The competition regulatory authority in South Africa has announced that mobile operators who are overcharging on internet connectivity and usage are required to drop prices within two months or face prosecution, AFP reported on Monday, December 2nd.
In July 2017, protesters took to a social media blackout, ceasing any tweets, Facebook posts, or WhatsApp messages until noon local time, protesting the high cost of data, in addition to parliamentary hearings, according to local media source Quartz Africa.
Following a two-year investigation into the consumers' complaints, the commission has promised to explore solutions after findings showed that prices of data provided by the larger operators – Vodacom and MTN – were "too high" in the country in comparison to other counties.
In a statement provided by the commission, they called on all operator companies who are actively engaging in “exploitative price discrimination and partitioning strategies to push up margins and prices" to commit to price reductions within two months after the release of the report.

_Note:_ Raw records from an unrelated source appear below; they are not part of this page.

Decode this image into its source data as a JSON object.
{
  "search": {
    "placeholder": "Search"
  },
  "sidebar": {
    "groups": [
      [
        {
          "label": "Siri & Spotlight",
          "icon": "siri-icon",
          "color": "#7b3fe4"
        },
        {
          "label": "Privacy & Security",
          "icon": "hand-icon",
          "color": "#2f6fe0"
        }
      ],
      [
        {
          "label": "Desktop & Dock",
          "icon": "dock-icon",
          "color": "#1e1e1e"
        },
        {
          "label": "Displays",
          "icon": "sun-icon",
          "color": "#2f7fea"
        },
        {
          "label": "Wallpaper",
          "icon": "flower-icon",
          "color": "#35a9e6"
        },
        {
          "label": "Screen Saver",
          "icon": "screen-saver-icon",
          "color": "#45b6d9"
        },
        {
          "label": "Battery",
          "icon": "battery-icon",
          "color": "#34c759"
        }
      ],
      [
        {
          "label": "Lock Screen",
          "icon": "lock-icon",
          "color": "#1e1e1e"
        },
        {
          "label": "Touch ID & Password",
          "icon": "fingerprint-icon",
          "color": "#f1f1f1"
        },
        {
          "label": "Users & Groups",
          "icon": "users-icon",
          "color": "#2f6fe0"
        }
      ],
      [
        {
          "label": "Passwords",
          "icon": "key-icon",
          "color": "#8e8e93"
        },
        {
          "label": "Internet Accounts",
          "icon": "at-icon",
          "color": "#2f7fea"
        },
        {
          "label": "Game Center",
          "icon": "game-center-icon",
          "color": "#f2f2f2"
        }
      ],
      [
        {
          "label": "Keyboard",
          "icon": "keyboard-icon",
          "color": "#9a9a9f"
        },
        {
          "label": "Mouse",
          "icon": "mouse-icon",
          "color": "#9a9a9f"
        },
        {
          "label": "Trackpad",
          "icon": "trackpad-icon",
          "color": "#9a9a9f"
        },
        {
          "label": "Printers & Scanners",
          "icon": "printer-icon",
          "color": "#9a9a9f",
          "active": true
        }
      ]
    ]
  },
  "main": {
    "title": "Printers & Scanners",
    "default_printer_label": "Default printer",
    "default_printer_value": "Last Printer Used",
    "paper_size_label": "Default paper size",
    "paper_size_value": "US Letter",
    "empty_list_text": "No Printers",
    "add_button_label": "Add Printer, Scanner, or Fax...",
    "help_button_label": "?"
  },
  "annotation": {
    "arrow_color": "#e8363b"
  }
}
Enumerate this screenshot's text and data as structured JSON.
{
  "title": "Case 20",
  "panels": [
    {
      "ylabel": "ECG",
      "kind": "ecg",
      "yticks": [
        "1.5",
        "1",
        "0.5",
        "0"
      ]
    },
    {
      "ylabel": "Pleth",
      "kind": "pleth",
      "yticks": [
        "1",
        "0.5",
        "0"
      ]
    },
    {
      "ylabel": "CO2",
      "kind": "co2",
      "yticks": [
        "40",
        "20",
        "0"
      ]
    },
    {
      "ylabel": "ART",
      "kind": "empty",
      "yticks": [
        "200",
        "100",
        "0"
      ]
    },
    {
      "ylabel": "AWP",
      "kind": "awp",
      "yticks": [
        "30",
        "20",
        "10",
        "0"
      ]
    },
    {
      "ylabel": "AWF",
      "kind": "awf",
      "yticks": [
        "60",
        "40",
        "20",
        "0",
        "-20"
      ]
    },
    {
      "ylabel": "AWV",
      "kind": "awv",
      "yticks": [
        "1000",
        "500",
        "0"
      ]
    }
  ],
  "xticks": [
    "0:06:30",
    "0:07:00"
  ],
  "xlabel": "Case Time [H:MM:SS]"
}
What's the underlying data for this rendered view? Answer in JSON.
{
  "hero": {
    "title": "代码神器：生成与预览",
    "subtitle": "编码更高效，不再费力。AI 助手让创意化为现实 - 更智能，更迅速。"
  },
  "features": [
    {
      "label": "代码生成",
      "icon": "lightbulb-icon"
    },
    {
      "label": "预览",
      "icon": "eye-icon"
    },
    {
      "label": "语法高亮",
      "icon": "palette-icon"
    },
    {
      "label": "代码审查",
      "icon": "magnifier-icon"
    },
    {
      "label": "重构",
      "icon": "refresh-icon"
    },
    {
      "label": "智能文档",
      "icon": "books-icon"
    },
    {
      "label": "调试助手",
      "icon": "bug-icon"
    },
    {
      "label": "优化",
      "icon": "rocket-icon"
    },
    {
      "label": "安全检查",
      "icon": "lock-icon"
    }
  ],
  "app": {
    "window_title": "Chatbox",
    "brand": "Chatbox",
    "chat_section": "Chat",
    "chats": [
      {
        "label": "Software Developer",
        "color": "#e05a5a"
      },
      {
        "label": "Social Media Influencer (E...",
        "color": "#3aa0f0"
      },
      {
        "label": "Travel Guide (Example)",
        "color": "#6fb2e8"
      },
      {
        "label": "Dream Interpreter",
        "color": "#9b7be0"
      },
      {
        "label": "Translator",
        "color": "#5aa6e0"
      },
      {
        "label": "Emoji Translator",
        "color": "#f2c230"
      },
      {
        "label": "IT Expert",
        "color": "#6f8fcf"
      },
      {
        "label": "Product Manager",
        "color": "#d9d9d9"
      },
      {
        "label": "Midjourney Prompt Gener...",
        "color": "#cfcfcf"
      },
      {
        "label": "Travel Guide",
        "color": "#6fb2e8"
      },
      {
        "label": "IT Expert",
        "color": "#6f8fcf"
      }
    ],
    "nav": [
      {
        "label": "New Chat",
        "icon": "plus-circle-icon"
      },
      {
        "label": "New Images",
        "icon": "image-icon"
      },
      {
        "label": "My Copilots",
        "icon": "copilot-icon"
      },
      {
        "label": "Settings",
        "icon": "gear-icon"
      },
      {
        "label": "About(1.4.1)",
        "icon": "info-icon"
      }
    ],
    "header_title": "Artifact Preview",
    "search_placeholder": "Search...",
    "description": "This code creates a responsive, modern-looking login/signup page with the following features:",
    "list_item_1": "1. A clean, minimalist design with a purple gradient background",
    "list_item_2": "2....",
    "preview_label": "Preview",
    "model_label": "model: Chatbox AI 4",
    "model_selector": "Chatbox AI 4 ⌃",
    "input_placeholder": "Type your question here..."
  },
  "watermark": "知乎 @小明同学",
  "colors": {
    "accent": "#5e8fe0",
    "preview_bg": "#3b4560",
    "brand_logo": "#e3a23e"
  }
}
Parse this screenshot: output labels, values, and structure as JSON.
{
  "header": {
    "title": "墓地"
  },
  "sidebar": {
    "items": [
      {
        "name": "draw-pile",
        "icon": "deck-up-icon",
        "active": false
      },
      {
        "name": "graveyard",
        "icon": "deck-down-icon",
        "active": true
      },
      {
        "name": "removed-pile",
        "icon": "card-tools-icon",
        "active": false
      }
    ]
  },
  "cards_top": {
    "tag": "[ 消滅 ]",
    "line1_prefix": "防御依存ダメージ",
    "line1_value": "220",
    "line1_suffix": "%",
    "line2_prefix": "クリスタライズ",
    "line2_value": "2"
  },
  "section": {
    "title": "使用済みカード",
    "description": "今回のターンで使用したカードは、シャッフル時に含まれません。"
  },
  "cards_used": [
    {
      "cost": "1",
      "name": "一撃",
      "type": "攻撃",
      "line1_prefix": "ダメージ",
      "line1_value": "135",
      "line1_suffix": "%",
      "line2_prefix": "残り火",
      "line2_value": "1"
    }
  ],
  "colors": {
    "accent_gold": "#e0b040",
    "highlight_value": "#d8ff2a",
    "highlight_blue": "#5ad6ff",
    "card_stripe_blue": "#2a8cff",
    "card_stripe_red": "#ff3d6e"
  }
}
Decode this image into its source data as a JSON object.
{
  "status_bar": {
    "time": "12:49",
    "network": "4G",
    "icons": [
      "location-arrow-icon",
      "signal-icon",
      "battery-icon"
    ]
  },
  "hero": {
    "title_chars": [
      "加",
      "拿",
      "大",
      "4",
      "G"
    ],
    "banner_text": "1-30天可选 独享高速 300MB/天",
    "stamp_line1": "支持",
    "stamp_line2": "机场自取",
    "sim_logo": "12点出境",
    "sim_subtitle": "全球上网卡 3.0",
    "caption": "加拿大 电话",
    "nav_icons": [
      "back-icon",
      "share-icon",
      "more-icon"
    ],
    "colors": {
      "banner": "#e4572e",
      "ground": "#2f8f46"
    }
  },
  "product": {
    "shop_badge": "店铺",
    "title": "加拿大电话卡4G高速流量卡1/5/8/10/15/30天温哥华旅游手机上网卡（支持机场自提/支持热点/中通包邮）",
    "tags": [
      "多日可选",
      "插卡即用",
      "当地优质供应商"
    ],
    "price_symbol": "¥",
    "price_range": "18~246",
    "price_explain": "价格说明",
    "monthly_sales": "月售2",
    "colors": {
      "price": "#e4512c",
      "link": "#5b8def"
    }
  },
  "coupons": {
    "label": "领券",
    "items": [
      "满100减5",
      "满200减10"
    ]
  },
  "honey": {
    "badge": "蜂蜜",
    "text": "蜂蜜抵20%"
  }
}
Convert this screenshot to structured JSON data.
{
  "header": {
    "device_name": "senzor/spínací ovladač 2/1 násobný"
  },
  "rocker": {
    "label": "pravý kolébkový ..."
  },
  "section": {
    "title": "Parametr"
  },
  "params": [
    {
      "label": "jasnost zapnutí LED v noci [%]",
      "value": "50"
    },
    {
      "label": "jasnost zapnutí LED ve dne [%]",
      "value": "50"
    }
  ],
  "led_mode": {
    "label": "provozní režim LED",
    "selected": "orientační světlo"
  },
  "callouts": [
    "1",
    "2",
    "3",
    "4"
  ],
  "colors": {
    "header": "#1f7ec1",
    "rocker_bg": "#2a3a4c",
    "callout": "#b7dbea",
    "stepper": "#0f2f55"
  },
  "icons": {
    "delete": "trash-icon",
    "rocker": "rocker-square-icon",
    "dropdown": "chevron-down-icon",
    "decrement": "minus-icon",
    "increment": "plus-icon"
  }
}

"There is scope for price reductions in the region of 30 to 50 per cent," the statement confirmed, and whoever fails to comply will thereby be subjected to prosecution.
The 26.8 million internet users in South Africa spend about 1% of their income on one 500MB mobile data bundle, according to a 2015 study by the International Telecommunications Union, Quartz Africa reported.